Raw Milk Issue
of Small Farm Agriculture from www.FoodFirst.org
has bamboozled us all
* Small Farms Are More Efficient & Sustainable
* Diet for small planet may be most efficient if it
includes dairy and a little meat, Cornell researchers report
Enterprise Center * Rural
The Rural Enterprise Center takes an economic development approach to
poverty reduction and community building - bringing together the support
infrastructure, resources, systems and programs that rural community
members, and specifically, Latin@ entrepreneurs need to succeed
Family Farm Coalition
Broad-based Consensus Proposal to Restore and Maintain Profitability on
America's Family Farms and Ranches."
Provides a good analysis of why "farming is fundamentally a unique
business worldwide. It does not and cannot follow the typical supply and
demand economics applicable to most businesses... An effective national
farm policy is no less necessary than Social Security, minimum wage law,
or worker protection legislation."
Food Security Coalition
reaction to a variety of emerging U.S. food and agriculture issues - such
as low farm prices, sustainable agriculture, local food systems, the
relation between diet and health, and limited access to affordable food
outlets in many U.S. communities - food security as a uniquely household
problem began to merge with the problems facing food producers and the
larger food environment under the hybrid concept of "community food
"The concept of community food security has
also gone through many changes, but its generally accepted definition is
"a condition in which all community residents obtain a safe,
culturally acceptable, nutritionally adequate diet through a sustainable
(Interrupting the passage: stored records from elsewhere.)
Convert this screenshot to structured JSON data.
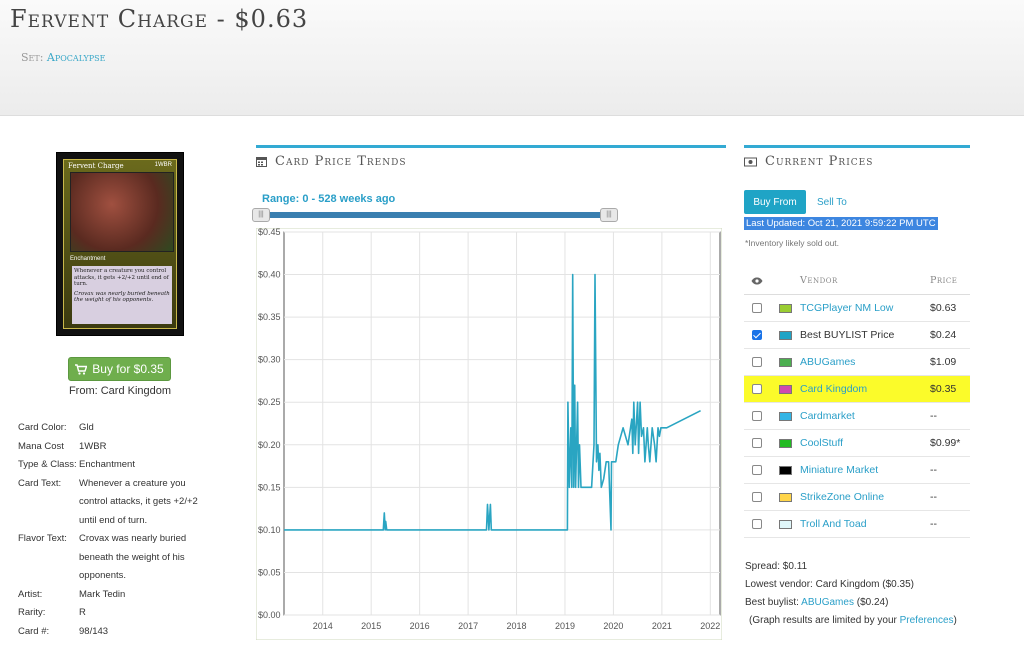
{
  "header": {
    "title": "Fervent Charge  - $0.63",
    "set_label": "Set:",
    "set_name": "Apocalypse"
  },
  "card": {
    "image": {
      "name": "Fervent Charge",
      "cost": "1WBR",
      "type": "Enchantment",
      "rules": "Whenever a creature you control attacks, it gets +2/+2 until end of turn.",
      "flavor": "Crovax was nearly buried beneath the weight of his opponents."
    },
    "buy_button": "Buy for $0.35",
    "from": "From: Card Kingdom",
    "details": [
      {
        "label": "Card Color:",
        "value": "Gld"
      },
      {
        "label": "Mana Cost",
        "value": "1WBR"
      },
      {
        "label": "Type & Class:",
        "value": "Enchantment"
      },
      {
        "label": "Card Text:",
        "value": "Whenever a creature you control attacks, it gets +2/+2 until end of turn."
      },
      {
        "label": "Flavor Text:",
        "value": "Crovax was nearly buried beneath the weight of his opponents."
      },
      {
        "label": "Artist:",
        "value": "Mark Tedin"
      },
      {
        "label": "Rarity:",
        "value": "R"
      },
      {
        "label": "Card #:",
        "value": "98/143"
      }
    ]
  },
  "trends": {
    "title": "Card Price Trends",
    "range": "Range: 0 - 528 weeks ago"
  },
  "chart_data": {
    "type": "line",
    "xlim": [
      2013.2,
      2022.2
    ],
    "ylim": [
      0,
      0.45
    ],
    "x_ticks": [
      "2014",
      "2015",
      "2016",
      "2017",
      "2018",
      "2019",
      "2020",
      "2021",
      "2022"
    ],
    "x_tick_values": [
      2014,
      2015,
      2016,
      2017,
      2018,
      2019,
      2020,
      2021,
      2022
    ],
    "y_ticks": [
      "$0.00",
      "$0.05",
      "$0.10",
      "$0.15",
      "$0.20",
      "$0.25",
      "$0.30",
      "$0.35",
      "$0.40",
      "$0.45"
    ],
    "y_tick_values": [
      0,
      0.05,
      0.1,
      0.15,
      0.2,
      0.25,
      0.3,
      0.35,
      0.4,
      0.45
    ],
    "grid": true,
    "series": [
      {
        "color": "#2aa5c2",
        "x": [
          2013.2,
          2015.25,
          2015.27,
          2015.29,
          2015.3,
          2015.32,
          2017.38,
          2017.4,
          2017.43,
          2017.46,
          2017.48,
          2019.05,
          2019.06,
          2019.09,
          2019.12,
          2019.14,
          2019.16,
          2019.18,
          2019.2,
          2019.22,
          2019.26,
          2019.28,
          2019.3,
          2019.33,
          2019.36,
          2019.45,
          2019.55,
          2019.6,
          2019.62,
          2019.65,
          2019.68,
          2019.7,
          2019.72,
          2019.75,
          2019.8,
          2019.85,
          2019.9,
          2019.95,
          2019.96,
          2019.98,
          2020.0,
          2020.05,
          2020.1,
          2020.2,
          2020.3,
          2020.38,
          2020.4,
          2020.42,
          2020.45,
          2020.5,
          2020.52,
          2020.55,
          2020.58,
          2020.62,
          2020.65,
          2020.7,
          2020.72,
          2020.75,
          2020.8,
          2020.85,
          2020.88,
          2020.92,
          2020.95,
          2020.98,
          2021.0,
          2021.05,
          2021.1,
          2021.8
        ],
        "y": [
          0.1,
          0.1,
          0.12,
          0.1,
          0.11,
          0.1,
          0.1,
          0.13,
          0.1,
          0.13,
          0.1,
          0.1,
          0.25,
          0.15,
          0.22,
          0.15,
          0.4,
          0.15,
          0.27,
          0.15,
          0.25,
          0.15,
          0.2,
          0.15,
          0.15,
          0.15,
          0.15,
          0.2,
          0.4,
          0.18,
          0.2,
          0.17,
          0.19,
          0.15,
          0.16,
          0.18,
          0.18,
          0.1,
          0.18,
          0.18,
          0.18,
          0.18,
          0.2,
          0.22,
          0.2,
          0.23,
          0.19,
          0.25,
          0.2,
          0.25,
          0.19,
          0.25,
          0.21,
          0.22,
          0.18,
          0.22,
          0.2,
          0.18,
          0.22,
          0.2,
          0.18,
          0.22,
          0.21,
          0.22,
          0.22,
          0.22,
          0.22,
          0.24
        ]
      }
    ]
  },
  "prices": {
    "title": "Current Prices",
    "buy_from": "Buy From",
    "sell_to": "Sell To",
    "last_updated": "Last Updated: Oct 21, 2021 9:59:22 PM UTC",
    "inventory_note": "*Inventory likely sold out.",
    "col_vendor": "Vendor",
    "col_price": "Price",
    "vendors": [
      {
        "name": "TCGPlayer NM Low",
        "price": "$0.63",
        "color": "#9acd32",
        "checked": false,
        "link": true,
        "highlight": false
      },
      {
        "name": "Best BUYLIST Price",
        "price": "$0.24",
        "color": "#1fa4c6",
        "checked": true,
        "link": false,
        "highlight": false
      },
      {
        "name": "ABUGames",
        "price": "$1.09",
        "color": "#4caf50",
        "checked": false,
        "link": true,
        "highlight": false
      },
      {
        "name": "Card Kingdom",
        "price": "$0.35",
        "color": "#d04ab0",
        "checked": false,
        "link": true,
        "highlight": true
      },
      {
        "name": "Cardmarket",
        "price": "--",
        "color": "#33b5e5",
        "checked": false,
        "link": true,
        "highlight": false
      },
      {
        "name": "CoolStuff",
        "price": "$0.99*",
        "color": "#22bb22",
        "checked": false,
        "link": true,
        "highlight": false
      },
      {
        "name": "Miniature Market",
        "price": "--",
        "color": "#000000",
        "checked": false,
        "link": true,
        "highlight": false
      },
      {
        "name": "StrikeZone Online",
        "price": "--",
        "color": "#ffd54a",
        "checked": false,
        "link": true,
        "highlight": false
      },
      {
        "name": "Troll And Toad",
        "price": "--",
        "color": "#e0f7fa",
        "checked": false,
        "link": true,
        "highlight": false
      }
    ],
    "spread": "Spread: $0.11",
    "lowest_vendor": "Lowest vendor: Card Kingdom ($0.35)",
    "best_buylist_prefix": "Best buylist:",
    "best_buylist_vendor": "ABUGames",
    "best_buylist_price": "($0.24)",
    "graph_note_prefix": "(Graph results are limited by your",
    "graph_note_link": "Preferences",
    "graph_note_suffix": ")"
  }
}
food system that maximizes community self-reliance and social
Progress works with a broad array of
partners to shift the economy and public policy toward
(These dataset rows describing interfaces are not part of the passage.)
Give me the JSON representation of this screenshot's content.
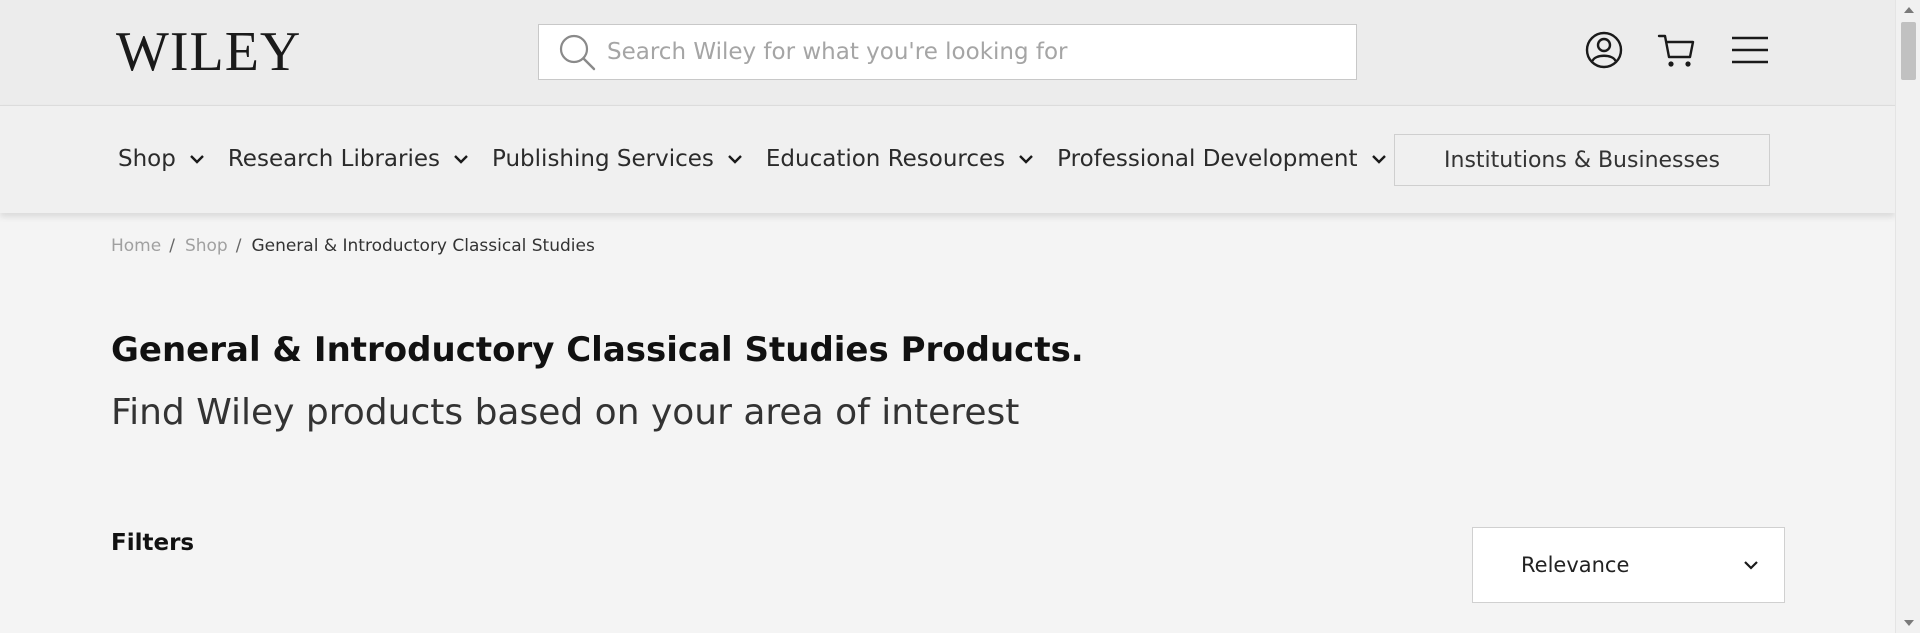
{
  "header": {
    "logo_text": "WILEY",
    "search_placeholder": "Search Wiley for what you're looking for",
    "icons": [
      "account-icon",
      "cart-icon",
      "menu-icon"
    ]
  },
  "nav": {
    "items": [
      {
        "label": "Shop"
      },
      {
        "label": "Research Libraries"
      },
      {
        "label": "Publishing Services"
      },
      {
        "label": "Education Resources"
      },
      {
        "label": "Professional Development"
      }
    ],
    "institutions_label": "Institutions & Businesses"
  },
  "breadcrumb": {
    "home": "Home",
    "shop": "Shop",
    "current": "General & Introductory Classical Studies",
    "separator": "/"
  },
  "page": {
    "title": "General & Introductory Classical Studies Products.",
    "subtitle": "Find Wiley products based on your area of interest"
  },
  "filters": {
    "label": "Filters"
  },
  "sort": {
    "selected": "Relevance"
  },
  "colors": {
    "header_bg": "#ececec",
    "nav_bg": "#f0f0f0",
    "page_bg": "#f4f4f4"
  }
}
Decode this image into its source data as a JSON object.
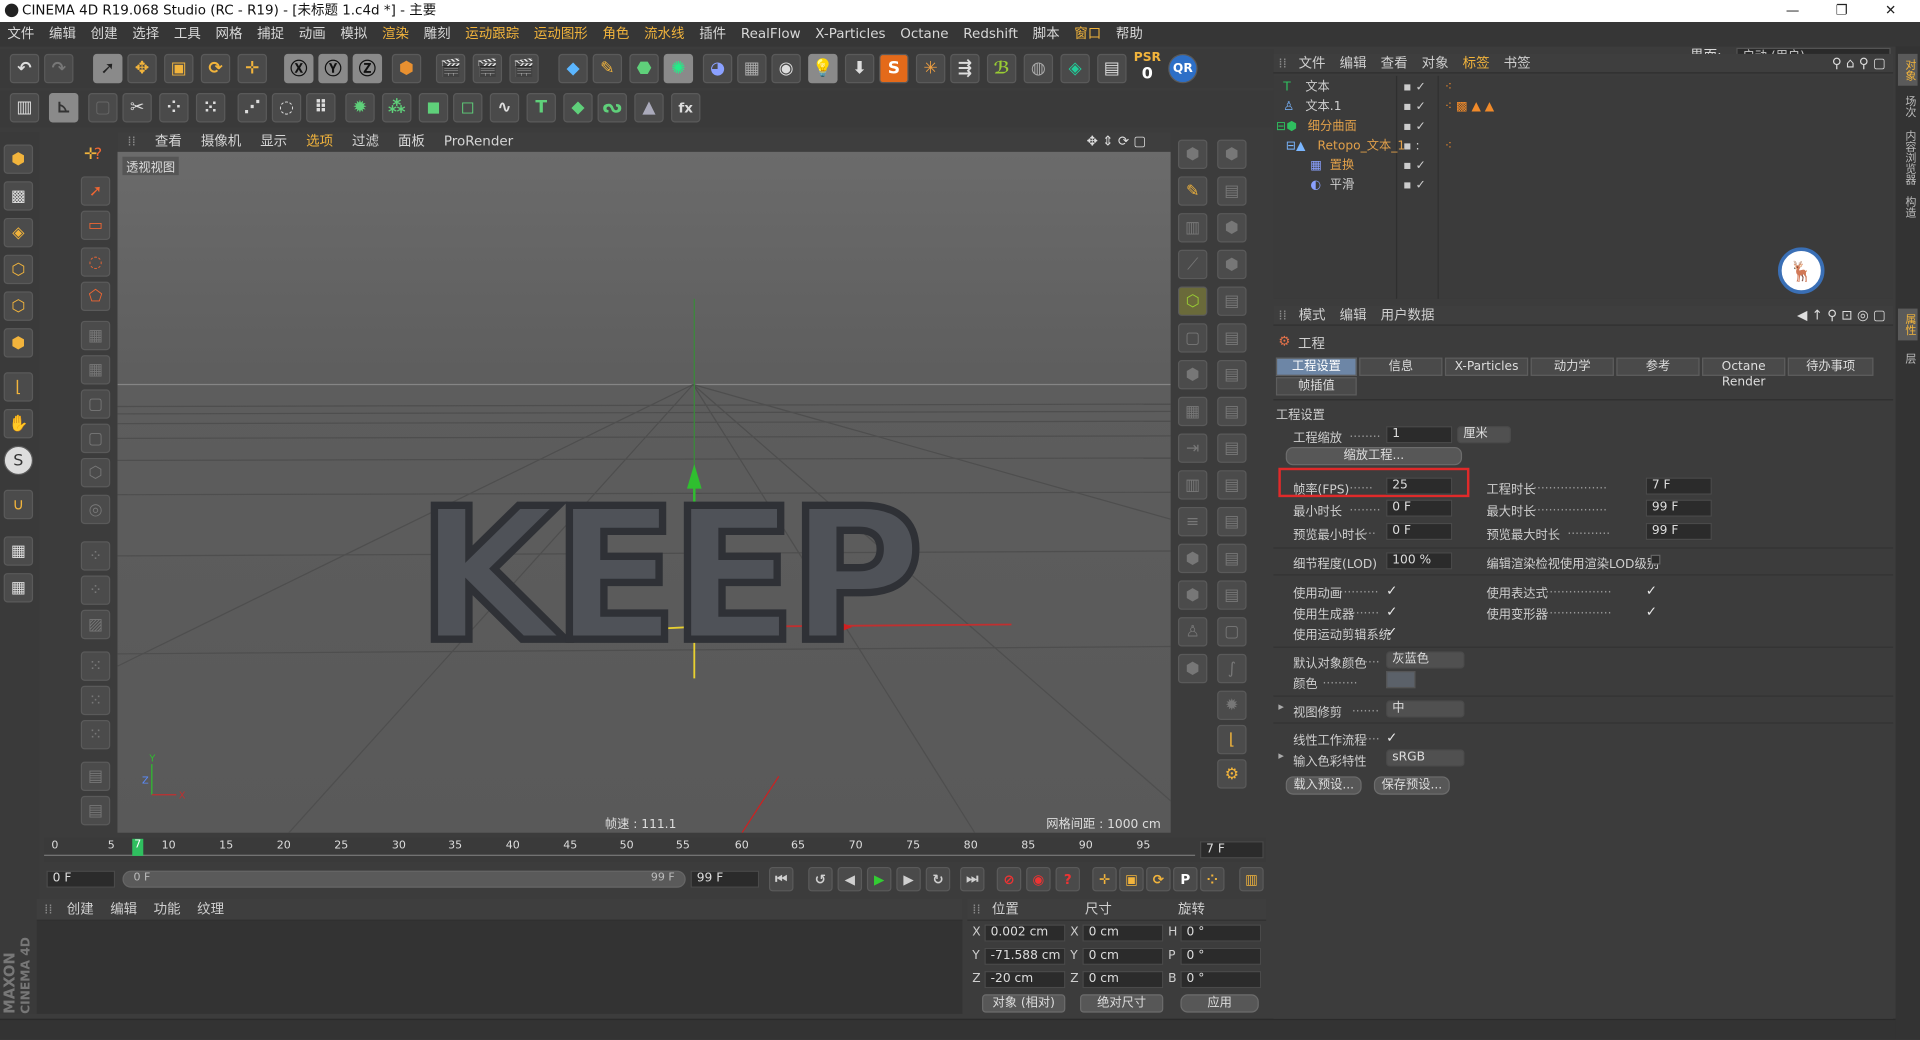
{
  "window": {
    "title": "CINEMA 4D R19.068 Studio (RC - R19) - [未标题 1.c4d *] - 主要"
  },
  "menu": [
    "文件",
    "编辑",
    "创建",
    "选择",
    "工具",
    "网格",
    "捕捉",
    "动画",
    "模拟",
    "渲染",
    "雕刻",
    "运动跟踪",
    "运动图形",
    "角色",
    "流水线",
    "插件",
    "RealFlow",
    "X-Particles",
    "Octane",
    "Redshift",
    "脚本",
    "窗口",
    "帮助"
  ],
  "layout": {
    "label": "界面:",
    "value": "启动 (用户)"
  },
  "psr": {
    "label": "PSR",
    "value": "0"
  },
  "viewport": {
    "menu": [
      "查看",
      "摄像机",
      "显示",
      "选项",
      "过滤",
      "面板",
      "ProRender"
    ],
    "name": "透视视图",
    "speed": "帧速 : 111.1",
    "grid": "网格间距 : 1000 cm",
    "model_text": "KEEP",
    "axis_y": "Y",
    "axis_x": "X",
    "axis_z": "Z"
  },
  "object_manager": {
    "menu": [
      "文件",
      "编辑",
      "查看",
      "对象",
      "标签",
      "书签"
    ],
    "objects": [
      {
        "name": "文本",
        "indent": 0,
        "color": "#d9d9d9"
      },
      {
        "name": "文本.1",
        "indent": 0,
        "color": "#d9d9d9"
      },
      {
        "name": "细分曲面",
        "indent": 0,
        "color": "#e1a04a"
      },
      {
        "name": "Retopo_文本_1",
        "indent": 1,
        "color": "#e1a04a"
      },
      {
        "name": "置换",
        "indent": 2,
        "color": "#d9d9d9"
      },
      {
        "name": "平滑",
        "indent": 2,
        "color": "#d9d9d9"
      }
    ]
  },
  "attributes": {
    "menu": [
      "模式",
      "编辑",
      "用户数据"
    ],
    "title": "工程",
    "tabs": [
      "工程设置",
      "信息",
      "X-Particles",
      "动力学",
      "参考",
      "Octane Render",
      "待办事项"
    ],
    "tab2": "帧插值",
    "section": "工程设置",
    "scale_label": "工程缩放",
    "scale_value": "1",
    "scale_unit": "厘米",
    "scale_button": "缩放工程...",
    "fps_label": "帧率(FPS)",
    "fps_value": "25",
    "length_label": "工程时长",
    "length_value": "7 F",
    "min_label": "最小时长",
    "min_value": "0 F",
    "max_label": "最大时长",
    "max_value": "99 F",
    "pmin_label": "预览最小时长",
    "pmin_value": "0 F",
    "pmax_label": "预览最大时长",
    "pmax_value": "99 F",
    "lod_label": "细节程度(LOD)",
    "lod_value": "100 %",
    "lod_check_label": "编辑渲染检视使用渲染LOD级别",
    "anim_label": "使用动画",
    "expr_label": "使用表达式",
    "gen_label": "使用生成器",
    "deform_label": "使用变形器",
    "motion_label": "使用运动剪辑系统",
    "color_label": "默认对象颜色",
    "color_value": "灰蓝色",
    "color2_label": "颜色",
    "clip_label": "视图修剪",
    "clip_value": "中",
    "linear_label": "线性工作流程",
    "input_label": "输入色彩特性",
    "input_value": "sRGB",
    "load_btn": "载入预设...",
    "save_btn": "保存预设..."
  },
  "timeline": {
    "ticks": [
      "0",
      "5",
      "10",
      "15",
      "20",
      "25",
      "30",
      "35",
      "40",
      "45",
      "50",
      "55",
      "60",
      "65",
      "70",
      "75",
      "80",
      "85",
      "90",
      "95"
    ],
    "current": "7",
    "end_field": "7 F",
    "start": "0 F",
    "slider_start": "0 F",
    "slider_end": "99 F",
    "end": "99 F"
  },
  "material": {
    "menu": [
      "创建",
      "编辑",
      "功能",
      "纹理"
    ],
    "brand_top": "MAXON",
    "brand_bottom": "CINEMA 4D"
  },
  "coords": {
    "headers": [
      "位置",
      "尺寸",
      "旋转"
    ],
    "rows": [
      {
        "axis": "X",
        "pos": "0.002 cm",
        "saxis": "X",
        "size": "0 cm",
        "raxis": "H",
        "rot": "0 °"
      },
      {
        "axis": "Y",
        "pos": "-71.588 cm",
        "saxis": "Y",
        "size": "0 cm",
        "raxis": "P",
        "rot": "0 °"
      },
      {
        "axis": "Z",
        "pos": "-20 cm",
        "saxis": "Z",
        "size": "0 cm",
        "raxis": "B",
        "rot": "0 °"
      }
    ],
    "mode1": "对象 (相对)",
    "mode2": "绝对尺寸",
    "apply": "应用"
  },
  "right_tabs": [
    "对象",
    "场次",
    "内容浏览器",
    "构造",
    "属性",
    "层"
  ],
  "colors": {
    "accent": "#f2b43c",
    "highlight_box": "#e02a2a",
    "tab_active": "#6d86a6"
  }
}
Take the Ecological
Footprint Quiz to see the depth of our problems
the Economy for, Anyway? by John De Graaf
"In the past twenty years, I
have seen time and time again that what is called 'growth' in the
industrial economy is in reality robbery - robbery at the expense of
nature and at the expense of human beings."
Indian Physicist and activist
Children Reading to Fight World Hunger
"Which would you rather have? Fifty cent
hamburgers and five cents in your pocket, or dollar hamburgers and five
dollars in your pocket?"
Randy Cook of NORM
What did God intend?
In Romans 13, verse 4, Paul states "The [governmental]
authorities are sent by God to help you
[that is, the average guy on the street or in the field, the peasants]. (NLT)
Take away from Me the noise of your songs,
For I will not hear the melody of your stringed instruments.
But let justice run down like water,
And righteousness like a mighty stream.
Amos 5:23-24 (NKJV)
God's judgement on those who ignore
God's call for justice:
They spout empty words and make promises they don't intend to keep.
So perverted justice springs up among them like poisonous weeds in a
Hosea 10:4 (NLT)
They have perverted justice by selling honest people for silver and
poor people for a pair of sandals.
Amos 2:6b (NLT)
You wicked people! You twist justice, making it a bitter pill for
the poor and oppressed. Righteousness and fair play are meaningless
fictions to you.
Amos 5:7 (NLT)
Hear this, you that trample on the needy, and bring to ruin the poor
of the land...
The Lord has sworn by the pride of Jacob; Surely I will never forget any
of their deeds.
"Oh, ye wealthy: Your riches are corrupted, and
your garments moth-eaten. Ye fail to hear the wails of the laborers of the
fields, which is of you kept back by fraud." --- Holy Bible: James
God's Vision of a Just World
My people will live in the houses they build;
they will enjoy grapes from their own vineyards.
No one will take away their homes or vineyards.
My chosen people will live to be as old as trees, and they will enjoy what
they have earned.